How can a nurse with a master’s degree in nurse midwifery, who is not certified and has no women’s health experience, find a job in women’s healthcare?
Wants To Work In Women’s Health
Dear Donna replies:
Dear Wants To Work In Women’s Health,
I don’t know what if anything you have been doing to find this type of work, what type of work experience you do have and if it is current, but I will tell you what you should be doing to transition into women’s health.
For starters, go to local chapter meetings of the Association of Women’s Health, Obstetric, and Neonatal Nurses (www.awhonn.org) even as a guest for now. Bring business cards and resumes and make some connections while there. Let the people you speak with there know what you are interested in doing. Afterward, do some informational interviewing (www.Nurse.com/Cardillo/Interviewing) with the officers of the association and members. When there’s something you want to do it makes sense to rub elbows with those already doing it. Plus, networking is well known to be a very effective way to find and get a job.
If not currently working, or if you can spare some time, start volunteering in a related setting such as Planned Parenthood, an inner city women’s health clinic or birthing center, etc. Volunteering is a great way to gain recent, relevant experience, expand your professional network and get a foot in the door somewhere. Volunteering often leads to paid employment.

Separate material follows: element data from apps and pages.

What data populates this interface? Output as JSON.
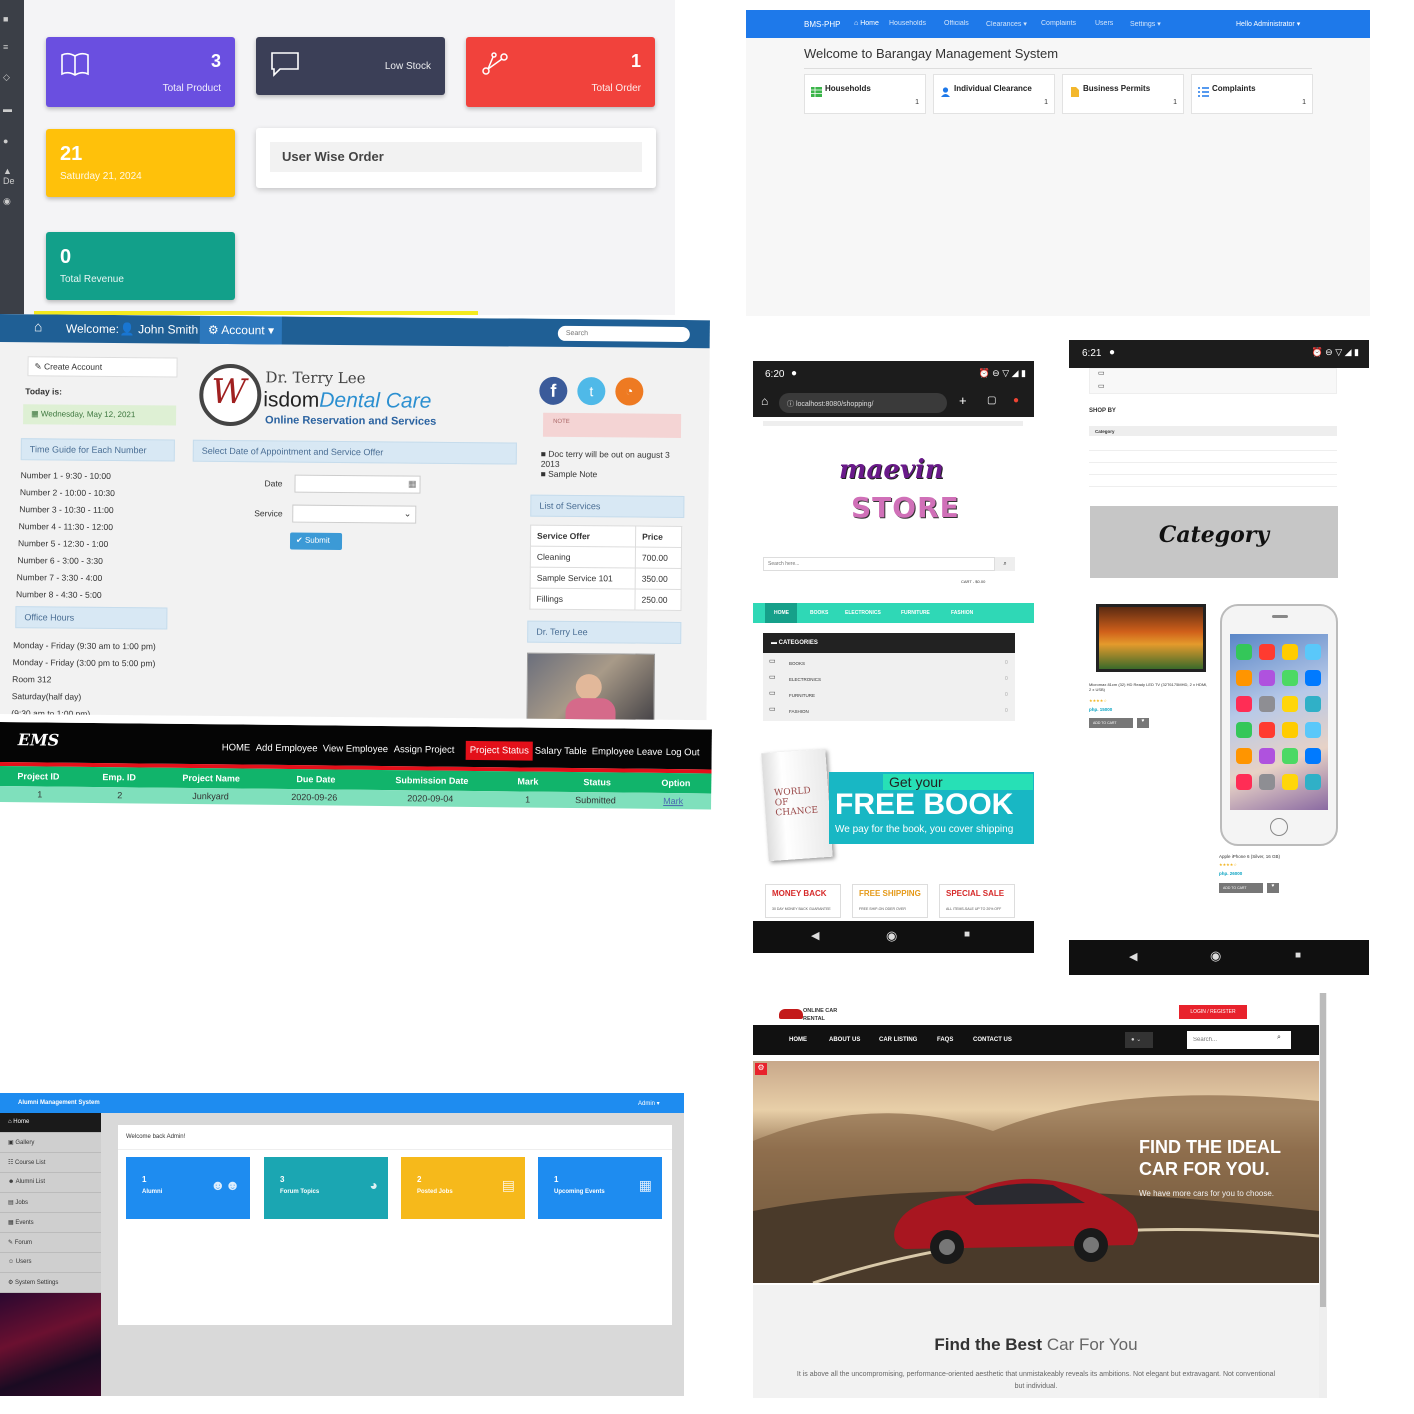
{
  "inventory": {
    "cards": [
      {
        "value": "3",
        "label": "Total Product",
        "color": "#6a4fe0"
      },
      {
        "value": "",
        "label": "Low Stock",
        "color": "#3b3f57"
      },
      {
        "value": "1",
        "label": "Total Order",
        "color": "#f1423c"
      }
    ],
    "date_card": {
      "value": "21",
      "label": "Saturday 21, 2024",
      "color": "#ffc10a"
    },
    "user_wise": "User Wise Order",
    "revenue": {
      "value": "0",
      "label": "Total Revenue",
      "color": "#12a08a"
    },
    "rail_text": "De"
  },
  "bms": {
    "brand": "BMS-PHP",
    "nav": [
      "Home",
      "Households",
      "Officials",
      "Clearances ▾",
      "Complaints",
      "Users",
      "Settings ▾"
    ],
    "user": "Hello Administrator ▾",
    "welcome": "Welcome to Barangay Management System",
    "cards": [
      {
        "title": "Households",
        "count": "1"
      },
      {
        "title": "Individual Clearance",
        "count": "1"
      },
      {
        "title": "Business Permits",
        "count": "1"
      },
      {
        "title": "Complaints",
        "count": "1"
      }
    ]
  },
  "dental": {
    "welcome": "Welcome:",
    "user": "John Smith",
    "account": "Account ▾",
    "search_placeholder": "Search",
    "create_account": "Create Account",
    "today_label": "Today is:",
    "today": "Wednesday, May 12, 2021",
    "time_guide": "Time Guide for Each Number",
    "numbers": [
      "Number 1 - 9:30 - 10:00",
      "Number 2 - 10:00 - 10:30",
      "Number 3 - 10:30 - 11:00",
      "Number 4 - 11:30 - 12:00",
      "Number 5 - 12:30 - 1:00",
      "Number 6 - 3:00 - 3:30",
      "Number 7 - 3:30 - 4:00",
      "Number 8 - 4:30 - 5:00"
    ],
    "office_hours": "Office Hours",
    "hours": [
      "Monday - Friday (9:30 am to 1:00 pm)",
      "Monday - Friday (3:00 pm to 5:00 pm)",
      "Room 312",
      "Saturday(half day)",
      "(9:30 am to 1:00 pm)"
    ],
    "doctor": "Dr. Terry Lee",
    "brand_a": "isdom",
    "brand_b": "Dental Care",
    "tagline": "Online Reservation and Services",
    "select_prompt": "Select Date of Appointment and Service Offer",
    "date_label": "Date",
    "service_label": "Service",
    "submit": "Submit",
    "note": "NOTE",
    "notes": [
      "Doc terry will be out on august 3 2013",
      "Sample Note"
    ],
    "services_title": "List of Services",
    "services_head": [
      "Service Offer",
      "Price"
    ],
    "services": [
      [
        "Cleaning",
        "700.00"
      ],
      [
        "Sample Service 101",
        "350.00"
      ],
      [
        "Fillings",
        "250.00"
      ]
    ],
    "doctor_box": "Dr. Terry Lee"
  },
  "ems": {
    "logo": "EMS",
    "nav": [
      "HOME",
      "Add Employee",
      "View Employee",
      "Assign Project",
      "Project Status",
      "Salary Table",
      "Employee Leave",
      "Log Out"
    ],
    "head": [
      "Project ID",
      "Emp. ID",
      "Project Name",
      "Due Date",
      "Submission Date",
      "Mark",
      "Status",
      "Option"
    ],
    "row": [
      "1",
      "2",
      "Junkyard",
      "2020-09-26",
      "2020-09-04",
      "1",
      "Submitted",
      "Mark"
    ]
  },
  "store": {
    "time": "6:20",
    "url": "localhost:8080/shopping/",
    "brand_a": "maevin",
    "brand_b": "STORE",
    "search_placeholder": "Search here...",
    "cart": "CART - $0.00",
    "menu": [
      "HOME",
      "BOOKS",
      "ELECTRONICS",
      "FURNITURE",
      "FASHION"
    ],
    "categories_title": "CATEGORIES",
    "categories": [
      "BOOKS",
      "ELECTRONICS",
      "FURNITURE",
      "FASHION"
    ],
    "book_title": "WORLD OF CHANCE",
    "banner_a": "Get your",
    "banner_b": "FREE BOOK",
    "banner_c": "We pay for the book, you cover shipping",
    "features": [
      {
        "title": "MONEY BACK",
        "sub": "30 DAY MONEY BACK GUARANTEE"
      },
      {
        "title": "FREE SHIPPING",
        "sub": "FREE SHIP-ON ODER OVER"
      },
      {
        "title": "SPECIAL SALE",
        "sub": "ALL ITEMS-SALE UP TO 20% OFF"
      }
    ]
  },
  "store2": {
    "time": "6:21",
    "shop_by": "SHOP BY",
    "category_head": "Category",
    "category_banner": "Category",
    "products": [
      {
        "name": "Micromax 81cm (32) HD Ready LED TV (32T6175MHD, 2 x HDMI, 2 x USB)",
        "price": "php. 15000"
      },
      {
        "name": "Apple iPhone 6 (Silver, 16 GB)",
        "price": "php. 26000"
      }
    ],
    "add_to_cart": "ADD TO CART"
  },
  "car": {
    "logo": "ONLINE CAR RENTAL",
    "login": "LOGIN / REGISTER",
    "menu": [
      "HOME",
      "ABOUT US",
      "CAR LISTING",
      "FAQS",
      "CONTACT US"
    ],
    "search_placeholder": "Search...",
    "hero_a": "FIND THE IDEAL",
    "hero_b": "CAR FOR YOU.",
    "hero_c": "We have more cars for you to choose.",
    "find_a": "Find the Best",
    "find_b": "Car For You",
    "desc": "It is above all the uncompromising, performance-oriented aesthetic that unmistakeably reveals its ambitions. Not elegant but extravagant. Not conventional but individual."
  },
  "alumni": {
    "title": "Alumni Management System",
    "admin": "Admin ▾",
    "menu": [
      "Home",
      "Gallery",
      "Course List",
      "Alumni List",
      "Jobs",
      "Events",
      "Forum",
      "Users",
      "System Settings"
    ],
    "welcome": "Welcome back Admin!",
    "cards": [
      {
        "n": "1",
        "l": "Alumni",
        "color": "#1e8cf0"
      },
      {
        "n": "3",
        "l": "Forum Topics",
        "color": "#1ba6b2"
      },
      {
        "n": "2",
        "l": "Posted Jobs",
        "color": "#f6b91b"
      },
      {
        "n": "1",
        "l": "Upcoming Events",
        "color": "#1e8cf0"
      }
    ]
  }
}
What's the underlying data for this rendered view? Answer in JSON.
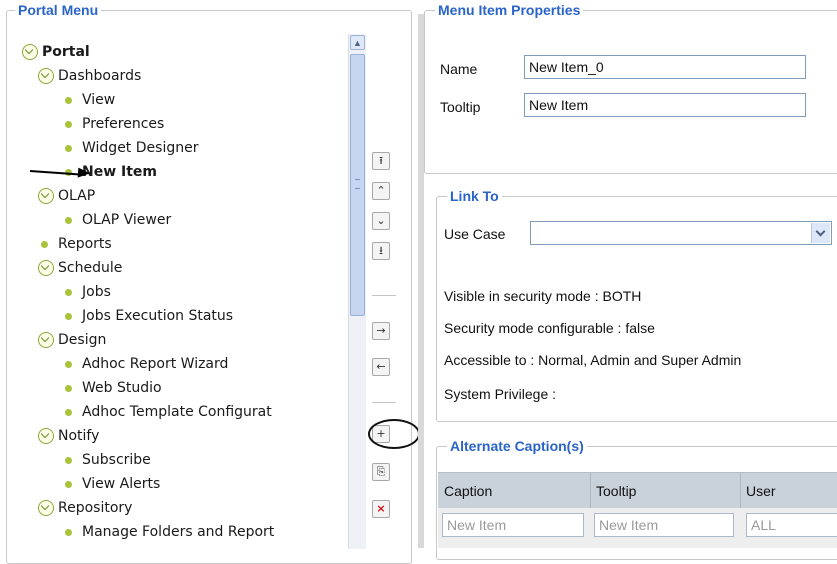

With your educational background, regardless of experience or certification, by all means apply for ambulatory care setting (including a women’s health private practice run a nurse practitioner, nurse midwife or physician) positions. Most hospitals only are hiring nurses with current hospital experience so if that does not describe your experience then this may not be the right setting for you. Besides, care is shifting out of the hospital and into the ambulatory care setting anyway.